After lunch we went a ways and got to Clearcreek Canyon, a small creek that ran into the river with water that was glass clear. The water of the Sauk was a cloudy blue green, the green mostly from the glacier run off. So the creek was startlingly clear after the near milky green of the Sauk. We waded out of the boats onto a rock, slippery trail cut into the side of the canyon wall.

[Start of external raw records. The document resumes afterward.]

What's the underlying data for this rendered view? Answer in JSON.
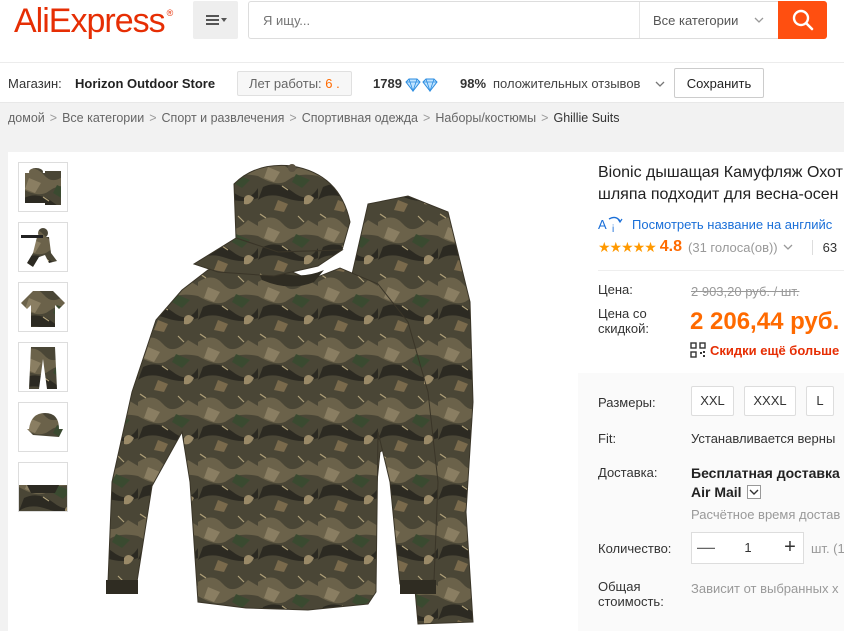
{
  "header": {
    "logo": "AliExpress",
    "logo_reg": "®",
    "search_placeholder": "Я ищу...",
    "all_categories": "Все категории",
    "brand_color": "#e62e04",
    "search_btn_color": "#ff4f10"
  },
  "store": {
    "label": "Магазин:",
    "name": "Horizon Outdoor Store",
    "years_label": "Лет работы:",
    "years_value": "6 .",
    "score": "1789",
    "feedback_pct": "98%",
    "feedback_text": "положительных отзывов",
    "save_label": "Сохранить"
  },
  "breadcrumb": {
    "items": [
      "домой",
      "Все категории",
      "Спорт и развлечения",
      "Спортивная одежда",
      "Наборы/костюмы"
    ],
    "separator": ">",
    "current": "Ghillie Suits"
  },
  "product": {
    "title_line1": "Bionic дышащая Камуфляж Охот",
    "title_line2": "шляпа подходит для весна-осен",
    "translate_link": "Посмотреть название на английс",
    "stars": "★★★★★",
    "rating": "4.8",
    "votes": "(31 голоса(ов))",
    "orders": "63",
    "price_label": "Цена:",
    "old_price": "2 903,20 руб. / шт.",
    "discount_label_1": "Цена со",
    "discount_label_2": "скидкой:",
    "sale_price": "2 206,44 руб.",
    "discount_link": "Скидки ещё больше",
    "sizes_label": "Размеры:",
    "sizes": [
      "XXL",
      "XXXL",
      "L"
    ],
    "fit_label": "Fit:",
    "fit_value": "Устанавливается верны",
    "shipping_label": "Доставка:",
    "shipping_line1": "Бесплатная доставка",
    "shipping_line2": "Air Mail",
    "delivery_time": "Расчётное время достав",
    "qty_label": "Количество:",
    "qty_minus": "—",
    "qty_value": "1",
    "qty_plus": "+",
    "qty_unit": "шт. (1",
    "total_label_1": "Общая",
    "total_label_2": "стоимость:",
    "total_value": "Зависит от выбранных х",
    "accent_color": "#ff6a00"
  },
  "gallery": {
    "thumbnails": [
      "camo-suit",
      "sniper-pose",
      "camo-shirt",
      "camo-pants",
      "camo-cap",
      "camo-back"
    ]
  }
}
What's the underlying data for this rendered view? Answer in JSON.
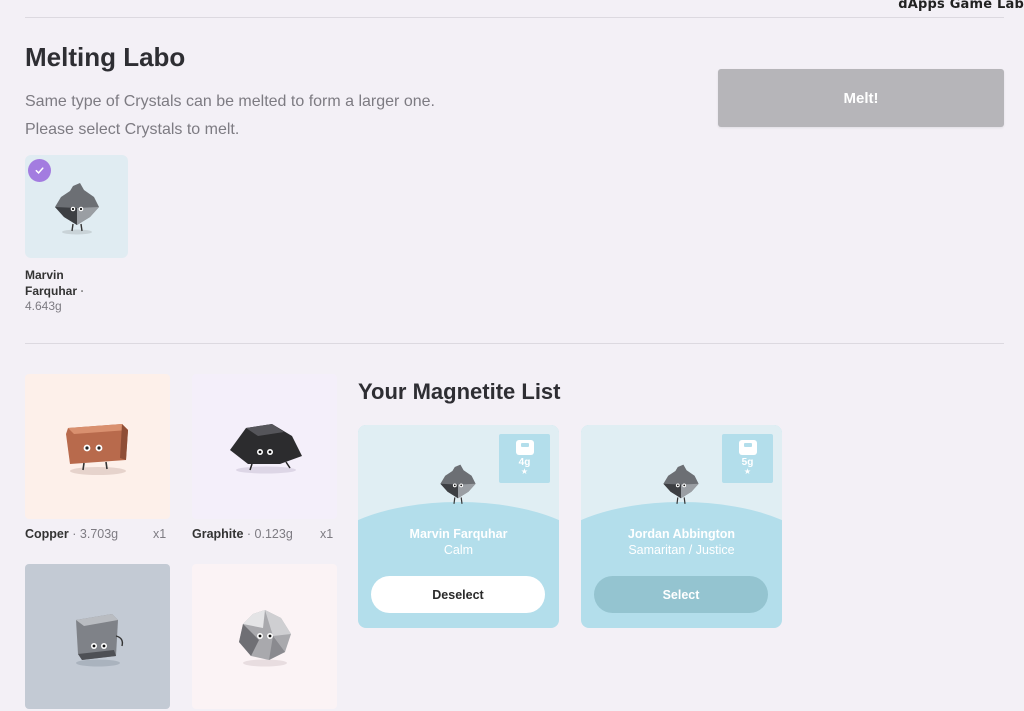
{
  "watermark": "dApps Game Lab",
  "header": {
    "title": "Melting Labo",
    "description_line1": "Same type of Crystals can be melted to form a larger one.",
    "description_line2": "Please select Crystals to melt.",
    "melt_button": "Melt!"
  },
  "selected": {
    "name_line1": "Marvin",
    "name_line2": "Farquhar",
    "separator": "·",
    "weight": "4.643g",
    "check_icon": "check-icon"
  },
  "inventory": [
    {
      "name": "Copper",
      "separator": "·",
      "weight": "3.703g",
      "qty": "x1",
      "tile_color": "#fdf0ea"
    },
    {
      "name": "Graphite",
      "separator": "·",
      "weight": "0.123g",
      "qty": "x1",
      "tile_color": "#f4effa"
    },
    {
      "name": "",
      "weight": "",
      "qty": "",
      "tile_color": "#c3cad4"
    },
    {
      "name": "",
      "weight": "",
      "qty": "",
      "tile_color": "#fbf3f5"
    }
  ],
  "magnetite_list": {
    "title": "Your Magnetite List",
    "cards": [
      {
        "name": "Marvin Farquhar",
        "trait": "Calm",
        "weight": "4g",
        "stars": "★",
        "button": "Deselect",
        "selected": true
      },
      {
        "name": "Jordan Abbington",
        "trait": "Samaritan / Justice",
        "weight": "5g",
        "stars": "★",
        "button": "Select",
        "selected": false
      }
    ]
  },
  "colors": {
    "accent_check": "#a37ce0",
    "card_blue": "#b3deeb",
    "melt_disabled": "#b6b5b9"
  }
}
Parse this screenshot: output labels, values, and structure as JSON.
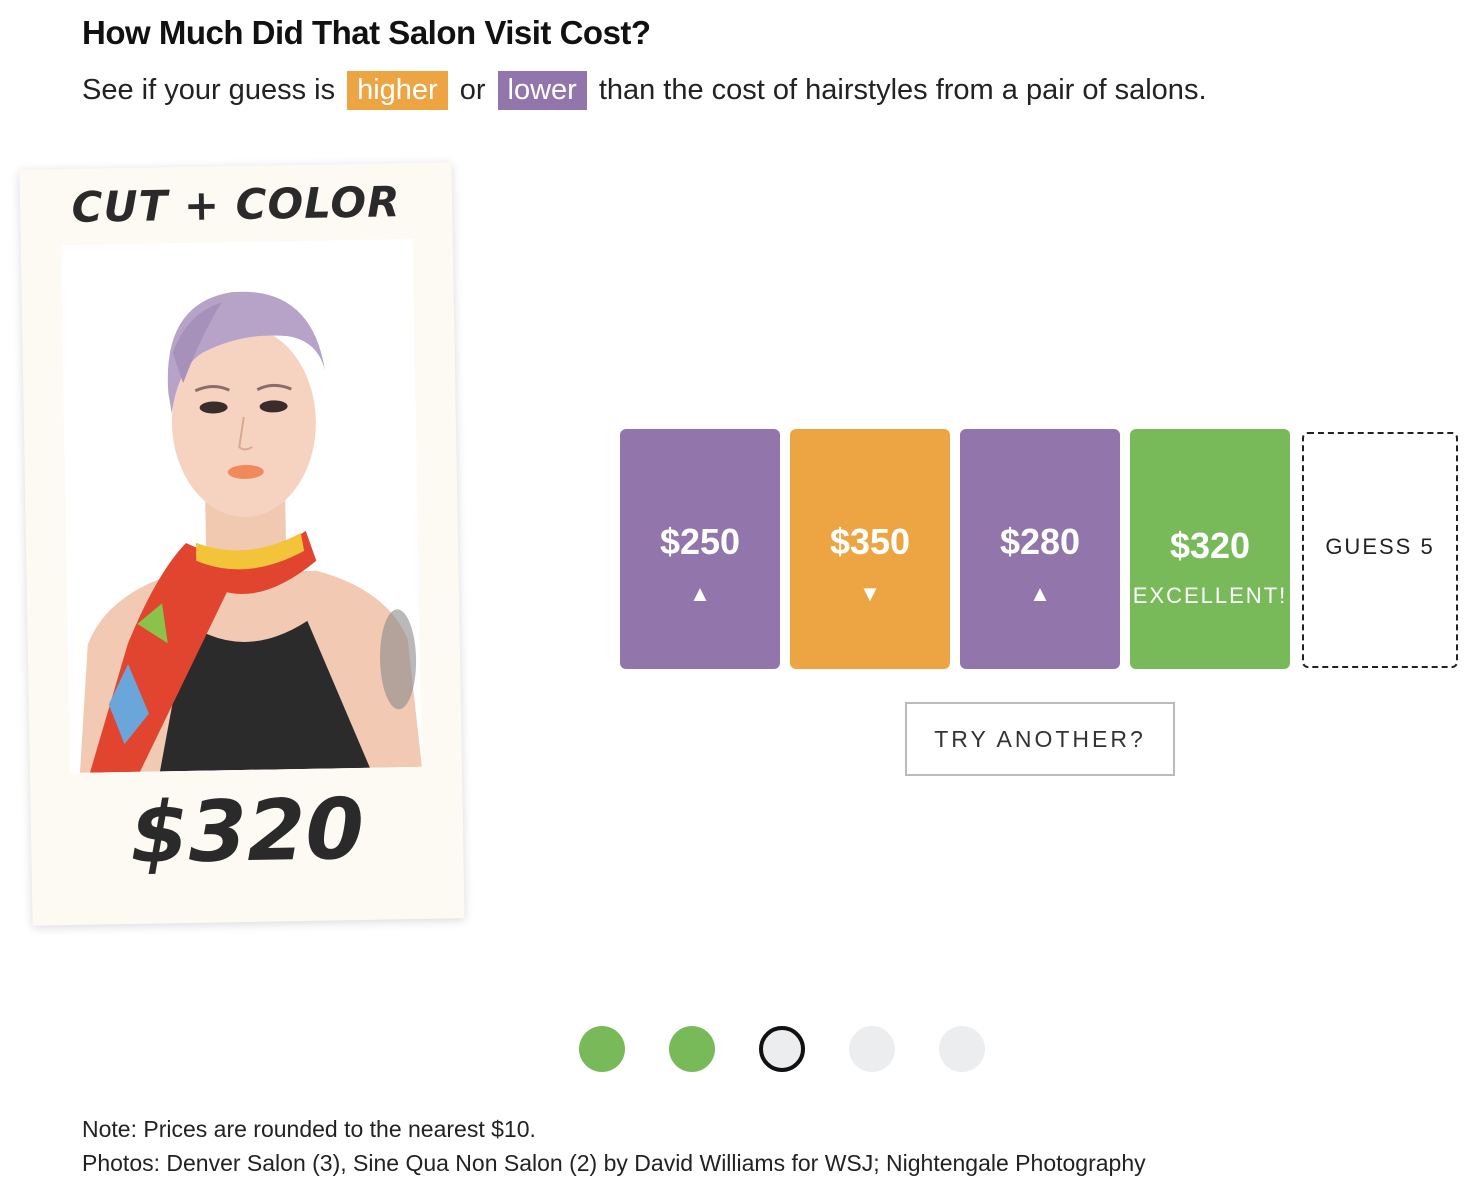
{
  "header": {
    "title": "How Much Did That Salon Visit Cost?",
    "subtitle_pre": "See if your guess is",
    "higher_label": "higher",
    "or_text": "or",
    "lower_label": "lower",
    "subtitle_post": "than the cost of hairstyles from a pair of salons."
  },
  "card": {
    "label": "CUT + COLOR",
    "price": "$320"
  },
  "guesses": [
    {
      "amount": "$250",
      "arrow": "▲",
      "color": "#9175AB"
    },
    {
      "amount": "$350",
      "arrow": "▼",
      "color": "#ECA542"
    },
    {
      "amount": "$280",
      "arrow": "▲",
      "color": "#9175AB"
    },
    {
      "amount": "$320",
      "verdict": "EXCELLENT!",
      "color": "#78BA5A"
    }
  ],
  "next_guess_label": "GUESS 5",
  "try_another_label": "TRY ANOTHER?",
  "progress": {
    "total": 5,
    "completed": 2,
    "current": 3
  },
  "footer": {
    "note": "Note: Prices are rounded to the nearest $10.",
    "photos": "Photos: Denver Salon (3), Sine Qua Non Salon (2) by David Williams for WSJ; Nightengale Photography"
  },
  "colors": {
    "higher": "#ECA542",
    "lower": "#9175AB",
    "correct": "#78BA5A",
    "dot_pending": "#ECEDEF"
  }
}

It was the most gorgeous and most trecherous walk. There was so much greenery over us that the air felt green, all the sunlight was diffused through leaves. The walk itself hugged the cliff face and sections of it were overgrown with thick mosses, soft and spongy and thick to the touch. A tiny water fall of about seven droplets constantly dripped and ran down one portion and you had to walk under it, like under a veil of bead strings, to keep going on with the walk. Most of it was barely a foot wide, much of it wet and slippery, though the rock bits were often jagged enough to provide great traction for even the rubber soles of our wet suit boots. At the end of the trail was a log that had fallen straddling the canyon. The log was more than six feet in diameter, and people could, fairly easily, walk along it to the center and then jump into a pool that was nearly seven feet deep.

The pool was as clear as glass and cool, not quite the breathtaking cold of the glacial run off of the river itself, but a cool clean touch along the skin. I had fun wading over waist deep over to a boulder set in the center of the pool, where the throw line was. What was surprising was the strength of the current that flowed through the area. Each foot step had to be done somewhat carefully because of always having to push against that current. I planted myself in the sunshine on the boulder and took pictures of people as they jumped off, and just marveled in the moss coated, cool clear greeness of the place.

It turned out that there was a camping area right by the pool. Might have to go back there sometime.

The rest of the trip was fun and simple, and there was one last really bumpy and wet bit just before the takeout, that Jerry managed to get everyone splashed by. He said that if it had a name, it should have been 'Final Exam'. The take-out was nice and easy and I surprised myself by having absolutely no problem carrying a quarter of the raft on a shoulder. I made sure that I didn't use my hands too much in the lifting and got it up pretty easily and kept it up fairly well. Dumped it on the pile of rafts that were being deflated and joined everyone in changing. We then headed for a small bar and drank pop, Hamms and Schmitt beer to undehydrate a bit and then headed off towards Data I/O.

As we headed back, we decided to stop at Thenos, which is close to Data I/O and have ice cream. It's actually Vivian's Pride ice cream, but Theno's is the dairy name. They get local milk and cream and make their own ice cream, and it's some of the best in the area. Big, fat cones with plenty of butter fat. A really lovely ending to a lovely day.


© 1997 by Liralen Li